Can Life Experiences Like Trauma Change Our DNA?

It’s a fascinating question whether life experiences, particularly traumatic ones, can change our DNA. The short answer is that while our DNA sequence itself—the fundamental blueprint inherited from our parents—remains unchanged, the way our genes are expressed can be altered significantly by our experiences, through a process known as epigenetics.

Understanding Epigenetics

Epigenetics involves changes in how genes are turned on or off without altering the actual DNA sequence. One of the most common epigenetic changes is DNA methylation, where a methyl group is added to DNA, influencing gene expression. This process can activate or deactivate genes in response to environmental stimuli, including stress or trauma.

Trauma and Epigenetic Changes DNA Strand

Research has shown that trauma can lead to epigenetic changes. For example, severe and repeated childhood trauma has been linked to permanent changes in DNA methylation patterns. This alteration can predispose individuals to mental health issues later in life. The changes in gene expression triggered by trauma can influence inflammation, stress responses, and even the functioning of the immune system, impacting a person’s overall health and well-being.

Moreover, these epigenetic marks can sometimes be passed from one generation to the next. This doesn’t mean that the trauma itself is inherited, but rather the epigenetic changes can be. For instance, children and even grandchildren of individuals who have experienced extreme stress or trauma might exhibit similar epigenetic markers, which could affect their health outcomes.

Studies and Implications

Studies have shown various examples of how this works. Research involving Holocaust survivors and their offspring suggests that the effects of trauma endured by one generation can manifest in the next, potentially through epigenetic changes. This research is echoed by other studies, including those looking at how children’s environments affect their epigenetic markers and subsequent health outcomes.

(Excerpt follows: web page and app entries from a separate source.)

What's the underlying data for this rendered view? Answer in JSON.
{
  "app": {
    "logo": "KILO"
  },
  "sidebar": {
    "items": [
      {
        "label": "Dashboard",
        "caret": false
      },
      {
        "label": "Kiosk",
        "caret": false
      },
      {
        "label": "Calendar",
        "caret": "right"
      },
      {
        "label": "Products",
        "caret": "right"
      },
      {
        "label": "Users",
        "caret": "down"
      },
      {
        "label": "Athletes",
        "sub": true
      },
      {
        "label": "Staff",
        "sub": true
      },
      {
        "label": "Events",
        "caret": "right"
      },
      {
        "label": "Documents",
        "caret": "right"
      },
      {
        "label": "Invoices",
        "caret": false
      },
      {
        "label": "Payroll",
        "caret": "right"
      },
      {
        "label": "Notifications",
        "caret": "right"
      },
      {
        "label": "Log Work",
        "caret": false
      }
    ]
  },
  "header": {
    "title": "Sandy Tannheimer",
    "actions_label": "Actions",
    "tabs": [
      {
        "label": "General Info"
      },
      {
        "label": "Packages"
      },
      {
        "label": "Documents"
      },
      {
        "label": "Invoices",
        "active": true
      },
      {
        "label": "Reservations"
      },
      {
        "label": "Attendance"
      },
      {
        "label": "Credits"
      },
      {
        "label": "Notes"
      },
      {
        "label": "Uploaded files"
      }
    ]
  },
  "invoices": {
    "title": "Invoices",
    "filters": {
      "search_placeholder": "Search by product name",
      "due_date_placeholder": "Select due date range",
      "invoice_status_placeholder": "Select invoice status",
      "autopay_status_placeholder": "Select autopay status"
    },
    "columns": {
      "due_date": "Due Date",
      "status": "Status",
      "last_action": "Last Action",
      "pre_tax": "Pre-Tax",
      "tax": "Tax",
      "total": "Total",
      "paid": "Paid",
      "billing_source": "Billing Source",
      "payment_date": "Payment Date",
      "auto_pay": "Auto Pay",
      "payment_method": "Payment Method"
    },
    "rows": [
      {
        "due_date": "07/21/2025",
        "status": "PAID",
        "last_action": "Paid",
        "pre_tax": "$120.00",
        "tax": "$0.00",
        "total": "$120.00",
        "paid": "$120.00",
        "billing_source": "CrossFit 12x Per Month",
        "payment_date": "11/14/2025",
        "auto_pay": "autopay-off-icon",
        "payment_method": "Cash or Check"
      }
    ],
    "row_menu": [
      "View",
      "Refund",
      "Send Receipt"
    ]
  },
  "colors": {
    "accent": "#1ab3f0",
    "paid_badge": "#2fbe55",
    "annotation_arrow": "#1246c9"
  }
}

The field is still growing, and while it’s clear that our environments and experiences can influence gene expression through epigenetic mechanisms, there is much we still need to learn about how these processes work and their long-term implications.

The Bigger Picture

This understanding opens up new avenues in understanding human behavior and health. It suggests that our life experiences can have a biological impact that extends beyond our own lives into future generations. This knowledge underscores the importance of addressing trauma and stress in societal health interventions and could lead to new approaches in treating mental health and other disorders linked to altered gene expression due to trauma.

Research is ongoing, and as we uncover more, it could lead to significant shifts in how we understand the interplay between our genes and our environments​.